Holy cow, there’s a lot going on. Time to play catch-up. Ready? Let’s go:
I just finished a free online class in International Women’s Health and Human Rights through Stanford (they’re going to offer it again, and I HIGHLY recommend it – get on the list here). I learned a lot about the history of these issues in the UN, and specifically about the Millennium Development Goals. Last week, the 2014 Commission on the Status of Women ended “with an agreement that called for the acceleration of progress towards achieving the millennium development goals, and confirming the need for a stand-alone goal on gender equality and women’s empowerment in the set of international targets that will be introduced once they expire in 2015. The agreement also said gender equality must underpin all other goals.” The details are interesting and encouraging, and very much worth a read.
Last week also saw the Hobby Lobby case argued before the Supreme Court. The craziest part of the case, IMHO, is the fact that the entire argument is based on an objection to ACA coverage of IUDs and the morning-after pill, based on the belief that they cause abortion – which they absolutely, undeniably DON’T. (They prevent conception. Hence the word “contra-ception”. Spermy no meet eggy.) Yet this case has risen all the way to the Supreme Court because the owners of Hobby Lobby (and another company) BELIEVE they cause abortion, and that would violate their religious beliefs (never mind that a corporation can’t believe anything.) Anyway, I bring it up to introduce this great piece on our three female Supreme Court Justices, which pounds home the importance of gender parity in all levels of government.
Buzzfeed isn’t just lists of .gifs… They’ve done some important reporting on campus sexual assault; specifically, legal violations serious enough to prompt the federal investigation of a school less than a mile from where I’m sitting right now.
Jimmy Carter has a new book out, ‘A Call to Action’, and in it, he blames selective application of religious dogma for the unconscionable treatment of women and girls around the world. “The most serious and unaddressed worldwide challenge is the deprivation and abuse of women and girls… This claim that women are inferior before God spreads to the secular world to justify gross and sustained acts of discrimination and violence against them… This is not just a women’s issue. It is not confined to the poorest countries. It affects us all.”

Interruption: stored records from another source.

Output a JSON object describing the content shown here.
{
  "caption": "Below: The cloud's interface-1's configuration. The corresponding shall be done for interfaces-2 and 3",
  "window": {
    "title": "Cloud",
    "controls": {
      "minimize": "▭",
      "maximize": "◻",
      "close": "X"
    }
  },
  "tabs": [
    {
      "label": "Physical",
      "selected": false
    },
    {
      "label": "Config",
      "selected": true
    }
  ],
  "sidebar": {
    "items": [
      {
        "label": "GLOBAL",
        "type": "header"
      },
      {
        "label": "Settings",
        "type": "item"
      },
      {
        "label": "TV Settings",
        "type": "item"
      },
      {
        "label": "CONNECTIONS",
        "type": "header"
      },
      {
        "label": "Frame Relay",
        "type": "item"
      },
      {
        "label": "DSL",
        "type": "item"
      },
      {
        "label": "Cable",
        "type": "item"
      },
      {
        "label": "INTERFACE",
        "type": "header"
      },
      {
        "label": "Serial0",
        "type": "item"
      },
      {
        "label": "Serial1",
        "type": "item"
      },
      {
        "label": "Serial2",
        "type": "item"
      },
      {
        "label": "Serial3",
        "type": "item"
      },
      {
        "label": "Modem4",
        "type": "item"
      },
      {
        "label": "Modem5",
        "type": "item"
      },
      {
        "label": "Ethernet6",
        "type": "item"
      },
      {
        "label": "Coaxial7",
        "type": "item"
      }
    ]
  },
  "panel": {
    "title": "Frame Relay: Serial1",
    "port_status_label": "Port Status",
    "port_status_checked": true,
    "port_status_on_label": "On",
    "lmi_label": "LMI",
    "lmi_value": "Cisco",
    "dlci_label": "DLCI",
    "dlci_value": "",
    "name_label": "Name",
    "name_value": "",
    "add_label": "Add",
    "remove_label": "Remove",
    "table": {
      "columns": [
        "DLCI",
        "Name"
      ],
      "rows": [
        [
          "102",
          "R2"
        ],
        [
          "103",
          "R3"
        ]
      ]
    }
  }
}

And finally, a great article from the Money section of The New York Times about how gender discrimination affects women’s salary negotiations in the workplace. Like most contemporary manifestations of sexism, it’s not overt; rather it’s a combination of learned behavior and double standards that make everyone complicit. The article is a solid step toward becoming aware of how we may be participating unknowingly, and how to stop.
Remember the effort to get Facebook to stop ignoring content containing misogynistic hate speech? Well, after seeing some disappointing reports about their progress, I reached out to WAM!, the organization working with Facebook to implement the necessary changes. They’ve provided an update which I found valuable, and I think you might too.
While you wouldn’t know it from the media coverage, Andy Murray was not the only person to win a Grand Slam title at Wimbledon this weekend – Marion Bartoli did it too. (No, not Mario Batali. I did the same thing.)
This has ramifications in all areas of women’s health – increased likelihood of sexually transmitted infections, depression and other mental illness, alcohol and drug addiction, unwanted pregnancy and abortion, and reproductive problems like low birth weight.
The report suggests the best opportunity to recognize and address domestic violence is often in a health care setting – but heath care practitioners often lack the training required to see the signs, especially in the developing world.
Imagine a study that found 40% of all murdered men were killed by a current or former girlfriend. Even just a woman – any woman. Would have been a pretty huge story. We’d be having a big cultural conversation about what’s gone wrong and what we must do to fix it. But this? Nope.
Kickstarter has apologized, explained their thinking, pledged to change some policies, and is donating $25k to RAINN.
The core of their defense-with-apology is that they’ve never acted quickly to remove a project so close to funding. But the question they don’t answer is what it would take to get them to do so. I suspect if the project was revealed to advocate violence against people of a particular religion, race, or sexual orientation, they would have taken it down; But we’ll never know.
As with Facebook, only time will tell whether this indicates substantive or superficial change. The larger point is that institutional sexism isn’t getting a cultural pass anymore, and if you get caught, you’re not getting out of it.
– Diana Greene Foster, a demographer and an associate professor of obstetrics and gynecology at the University of California, San Francisco, has completed a study on what happens to women who are denied abortions. (Aside from a similar study in the 60s in Czechoslovakia, this is surprisingly unprecedented.) The article is long and detailed and excellent. Spoiler Falert – it doesn’t bode well for mother or child.
– To lighten things up a bit, 6 female scientists to tell you friends and family about. We don’t know about these women because institutional sexism prevented them from being recognized alongside their male peers. (Like, Nobel prizes being awarded to all the men around them, but not to the women… That kind of thing.) Let’s help right that wrong by learning and talking about them.